Factor No. 5. Plaintiffs produced evidence at trial that showed that Defendants had marketed their products in the same retail stores as Plaintiffs’ and their licensees.

Factor No. 6. The Court again found that Plaintiffs had produced sufficient evidence as to the low degree of purchaser care. In fact, Defendants’ representatives testified that given the cost of their merchandise between $7 and $15, the products were not generally expensive and were typically “a good value” and “an impulse purchase.” Defendants could not dispute the well standing legal principle “that low prices imply correspondingly low consumer care” when purchasing a certain product.

Factor No. 7. Here, the Ninth Circuit clarified that Plaintiffs were not required to prove that the Defendants knew that their actions were unlawful but only that “they intended to `confuse’ consumers concerning the endorsement of their products”. To satisfy this burden, Plaintiffs offered evidence that demonstrated that Defendants’ t-shirts contained a nearly identical photograph of Bob Marley with similar Rastifarian green, yellow and red stripes on a black t-shirt. The Court held that a reasonable jury could “infer that [Defendants] sought to associate their product with Plaintiffs by intentionally creating similar merchandise.”

None of the parties addressed the eight factor of likelihood of expanding product line and so the Court turned to the additional factor as to the association between Bob Marley and the Plaintiffs. The Court found that there was sufficient link here because Bob Marley himself sold merchandise bearing his image during his lifetime and his successors had continued to do so after his passing. Furthermore, over the years, Plaintiffs have actively prosecuted similar claims of improper uses of Bob Marley’s likeness and there was testimony offered that even Defendants were aware that Hope Road and Zion held the license to Bob Marley’s image based on “market knowledge.” Thus, the Ninth Circuit concluded that the jury properly found that there was a likelihood of confusion as to Bob Marley’s “endorsement” of Defendants’ products.

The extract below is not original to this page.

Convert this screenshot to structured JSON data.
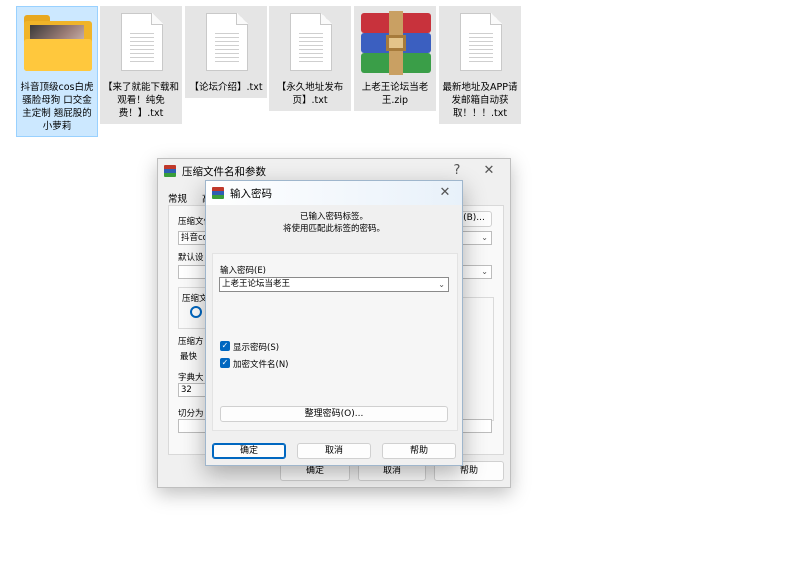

Defendants also argued that the claim for a false endorsement should fail because Bob Marley’s image had not been used to endorse some other product. The Court rejected this argument and held that the use of Bob Marley’s image on Defendants’ product itself was sufficient to state a claim under the Lanham Act since it had been “used directly on the Defendants’ goods,” as required by section 1125(a).

Finally, the Defendants argued that allowing Plaintiffs to prevail on their false endorsement claim under 15 USC §1125(a) would essentially create a “federal right of publicity.” The Ninth Circuit rejected this argument as well, recognizing that a claim under the Lanham Act for false endorsement was different than a state right of publicity claim because it added the additional element of likelihood of confusion. The Court found that the inclusion of this additional factor, coupled with the assumption as to Congress’ intent, led to the conclusion that a false endorsement claim under the Lanham Act was sufficiently different from and did not create a federal right of privacy claim.

One issue that permeates the Ninth Circuit’s opinion appears to be the fact that Defendants chose to waive or not pursue certain defenses as to Plaintiffs’ false endorsement claim. These included the aesthetic functionality defense as well as a defense under the Copyright Act that were not developed in the lower court. As a result, the Ninth Circuit was precluded from considering them and thus it is uncertain whether the assertion of these defenses would have led to a different result.